Arnold Palmer, 1960 U.S. Open champion, Cherry Hills Country Club
Posted June 18, 2016 - Western Pennsylvania Golf Association - Contact
Arnold Palmer at the 1954 U.S. Amateur. Photo courtesy of the USGA.
As we celebrate the U.S. Open at Oakmont Country Club, June 13-19, we honor the four individuals from western Pennsylvania that have won the championship. This is the final part of our four-part series.
Prior to the final round of the 1960 U.S. Open at Cherry Hills Country Club in Englewood, Colo., Arnold Palmer asked long-time golf writer for the Pittsburgh Press, Bob Drum, if he thought a 65 would be enough to win.
Drum told him, “It would not do you any good.”
In Palmer’s words, the comment “burned [him] up,” so much so that that he couldn’t finish his lunch.
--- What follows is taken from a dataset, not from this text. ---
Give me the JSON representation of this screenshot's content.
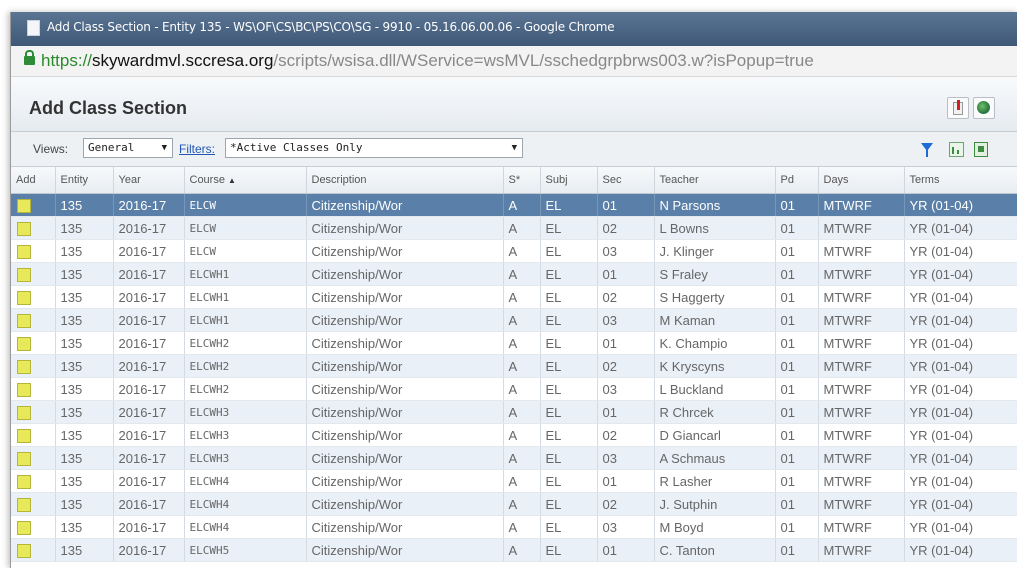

Palmer started the final round seven shots behind third-round leader, Mike Souchak, and tied for fifteenth. He wasn’t even considered to be in contention, and not just by Drum.
That changed in a hurry.
Palmer drove the 346-yard first hole and made birdie. He then collected birdies on six of the first seven holes and the par-5 11th. His only bogey came on the par-3 8th. Palmer made pars on the remaining holes for a front-nine 30 and a final-round 65 to finish with a 4-under total of 280 and a two-stroke victory over 20-year old amateur Jack Nicklaus. His round of 65 was the lowest final round in U.S. Open history.
In his charge to victory at Cherry Hills, Palmer overcame the largest final round deficit in U.S. Open history to become champion. The record stands today.
Palmer’s charge started at an early age. In fact, he was nearly unbeatable.
A standout at Latrobe High School, he won the WPIAL and PIAA Championships in 1946 and 1947, and the West Penn Junior in 1947 and 1948. He also won five West Penn Amateurs in 1947, and 1949-1952.
Palmer is one of three players to win the West Penn Junior and West Penn Amateur in the same year.
Palmer also won the Ohio Amateur in 1953 and 1954.
After winning the 1954 U.S. Amateur at The Country Club of Detroit, Palmer turned professional at the age of 24 and had immediate success. His greatest stretch as a professional was from 1958 to 1964 when he won his seven professional major titles. He won the Masters Tournament in 1958, 1960, 1962 and 1964, and the 1961 and 1962 British Open.
While taking a week off from the PGA Tour, Palmer returned to western Pennsylvania to win the 1957 West Penn Open at Fox Chapel Golf Club.
From 1960 to 1967, Palmer’s record in the U.S. Open included the win in 1960, and four runner-up finishes. Three of these came after a playoff. He also won the 1981 U.S. Senior Open in the first year he was eligible.
Palmer is part of an elite group of five players to win three different USGA Championships along with JoAnne Carner, Jack Nicklaus, Carol Semple Thompson and Tiger Woods. He is also part of an elite group of golfers with victories in the U.S. Amateur, U.S. Open and U.S. Senior Open.
All told, he won 62 events on the PGA Tour, 12 on the Senior Tour and 92 titles overall around the world. His 22-8-2 record in he Ryder Cup play is the best winning percentage ever. He also won four Vardon trophies for low scoring average in a season on the PGA Tour, three money titles, and two PGA Tour Player of the Year honors. His total wins on the PGA Tour ranks him fifth all-time.
In 1971, the USGA awarded him its highest honor by naming him the recipient of the Bob Jones Award.
Palmer was elected to the World Golf Hall of Fame in 1974, and he was inducted to the Western Pennsylvania Golf Hall of Fame on September 26, 2013, as part of the inaugural class.